As an English professor, I struggle to teach my students how critical it is to ask the right questions and to think critically and holistically on readings and discussions in the classroom. Often it is a challenge to hold discussions informed by logic and not by emotion.
I grew up and was schooled in a system where critical thinking was imperative to one’s survival. However, today our students are more distracted by mobile devices, social media antics, and shortened attention spans that often diminishes the richness of tackling concrete and complicated topics of interest with tactical evidence based solutions. On top of the distractions, as professors, we do not always set high enough standards to maintain the space of such an environment in order to encourage our students to think critically. Over the past 30 years, our educational institutions have become institutions where students are taught to obey orders as opposed to institutions where students are encouraged to think independently.
What this world needs now more than ever is a generation of critical thinkers especially in the African American community.
Because who is going to solve the complex problems of the justice system, the high incarceration rates of Black men, the sub-standard education and poor reading and writing levels of Black children, female-headed single households, and high rates of poverty.
We need critical thinkers for these issues, not citizens who obey orders.
So the question comes to how can we as professors nurture our students to think critically?
This is what professors can do:
- Encourage students to read The New York Times, The Wall St. Journal, The Washington Post as well as stay informed by global news outlets such as the BBC and RT News;
- Find ways to create relevant lessons plans in all projects and assignments (An example of this would be in my public speaking class we are conducting debates where students are required to conduct heavy research and formulate evidenced based arguments on topics such as should drugs be legalized);
- Encourage games and short activities that stimulate the thinking process and that speak to human nature (For example: The Red/Black Game; see http://www.users.csbsju.edu/~lziegler/redblack.html for more information on how to play);
- Choose readings and books that will provoke heated discussions and provide a larger context for what the world we live in;
- Go back to the basics and teach students how to read critically, how to study, how to listen, and how to take notes.
Overall, critical thinking is imperative to the survival of individuals, educational institutions, and communities at large because complex problems require complex analyses solved by critically thinking people.

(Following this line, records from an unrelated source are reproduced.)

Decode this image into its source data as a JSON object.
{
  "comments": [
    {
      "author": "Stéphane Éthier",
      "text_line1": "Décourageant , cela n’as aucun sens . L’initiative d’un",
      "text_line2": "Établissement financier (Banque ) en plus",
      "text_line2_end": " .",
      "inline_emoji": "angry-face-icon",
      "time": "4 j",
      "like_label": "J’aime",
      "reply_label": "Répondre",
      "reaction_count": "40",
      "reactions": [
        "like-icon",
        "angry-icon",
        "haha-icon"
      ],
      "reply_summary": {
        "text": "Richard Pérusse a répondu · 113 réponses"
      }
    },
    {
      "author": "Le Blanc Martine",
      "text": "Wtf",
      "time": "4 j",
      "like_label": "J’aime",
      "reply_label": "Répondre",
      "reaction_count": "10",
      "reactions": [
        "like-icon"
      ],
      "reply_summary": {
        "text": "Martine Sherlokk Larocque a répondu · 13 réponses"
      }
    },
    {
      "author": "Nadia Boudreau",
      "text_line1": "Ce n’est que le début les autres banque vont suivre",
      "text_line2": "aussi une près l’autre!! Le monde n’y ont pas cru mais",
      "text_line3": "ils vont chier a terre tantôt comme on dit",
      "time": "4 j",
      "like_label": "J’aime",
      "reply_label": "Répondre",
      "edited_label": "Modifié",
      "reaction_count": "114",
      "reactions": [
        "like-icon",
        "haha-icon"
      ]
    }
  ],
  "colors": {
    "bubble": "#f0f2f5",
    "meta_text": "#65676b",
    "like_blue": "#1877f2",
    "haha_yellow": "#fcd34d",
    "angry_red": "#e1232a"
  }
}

Nwenna Kai Gates, a former restaurateur and TV producer is an adjunct professor in the Modern Languages and Literature department. She teaches screenwriting, public speaking, and English composition courses. She runs a wellness educational company called The LiveWell Movement and is the author of the book, The Goddess of Raw Foods. She lives in Philadelphia with her family where she home schools her 3-month old daughter when she is not at Lincoln University. Other than that, she loves Bikram yoga, green smoothies, preparing vegan meals, and teaching the students of Lincoln University. Visit her website at www.nwenna.com.